- GS-3: Indian Economy and issues relating to planning, mobilization, of resources
National Pension System: Government Tweaks & its impact
Context: Given the dominance of informal employment in India, the Employees’ Provident Fund Organisation, which is contingent on a formal employer-employee relationship, only covers a fraction of the workforce.
About New Pension Scheme
- Started as the New Pension Scheme for government employees in 2004 under a new regulator called the Pension Fund Regulatory and Development Authority (PFRDA), the National Pension System (NPS) has been open for individuals from all walks of life to participate and build a retirement nest-egg
- The NPS has been gradually growing in size and now manages ₹5.78 lakh crore of savings and 4.24 crore accounts in multiple savings schemes.
- Of these, over 3.02 crore accounts are part of the Atal Pension Yojana (APY), a government-backed scheme for workers in the unorganised sector that assures a fixed pension payout after retirement.
- The rest constitute voluntary savings from private sector employees and self-employed individuals, for whom some significant changes are on the anvil.

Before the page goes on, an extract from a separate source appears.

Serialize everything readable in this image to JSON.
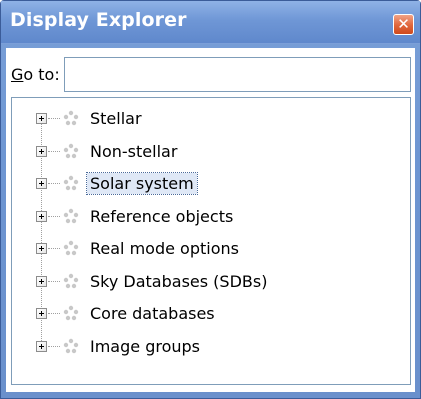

What overhaul is the PFRDA planning?
- Annuitisation of Savings: The law regulating the NPS allows members to withdraw just 60% of their accumulated savings at the time of retirement. With the remaining 40%, it is mandatory to buy an annuity product that provides a fixed monthly income to retirees till their demise.
- Exemption to annuitisation: Members who accumulate up to ₹2 lakh in their NPS account at the time of retirement are exempted from the mandatory annuitisation, and can withdraw the full amount.
- Proposal for New Exemption Limit: Recently, PFRDA chairman said this limit will soon be revised to ₹5 lakh.
- Suppose somebody reached ₹2.1 lakh at retirement, he will get an annuity component of ₹84,000 (40% of corpus), which, today, will give an income of ₹400 or ₹450 a month. So, now, PFRDA will allow those with savings up to ₹5 lakh to take the entire corpus out if they choose
- More Flexibility: PFRDA has now proposed to give members a choice to retain 40% of their corpus with the NPS fund managers even after retirement. This, the PFRDA chief believes, will allow them to get better returns, and these savings can be paid out to members over 15 years through something like the systematic withdrawal plan offered by mutual funds.
- Relaxation in age norms: Age restrictions to join the NPS are also being eased to allow people to join the scheme up to the age of 70 years, from 65 years earlier.
- Additional Fund Managers: At least three more fund managers are expected to be appointed soon, which will take the total managers to ten.
- While this change shall need Parliament’s nod, the expansion of the annuity-free withdrawal limit from ₹2 lakh to ₹5 lakh is being done immediately
What prompted this rethink?
- Complaints from NPS Subscribers: Falling interest rates and poor returns offered by annuity products had triggered complaints from some members and experts about the compulsory annuitisation clause.
- Poor returns: Since annuities are taxable, deducting the tax and factoring in the inflation means annuities are yielding negative returns. With retail inflation running at about 5%-6% over the past year, the returns on annuities are, in fact, negative, even if one does not factor in the tax.
What is the impact of changes being made?
- To avoid forcing people into such an unattractive investment, the regulator has tweaked its rules so as to allow better returns to its pension subscribers.
- The flexibility of the pension system will enable more people to invest in NPS as it will be considered as safe & risk free return on their savings.
- Appointment of additional fund managers shows that government is serious about expanding the user base of NPS and make it more attractive to them through efficient utilization of funds.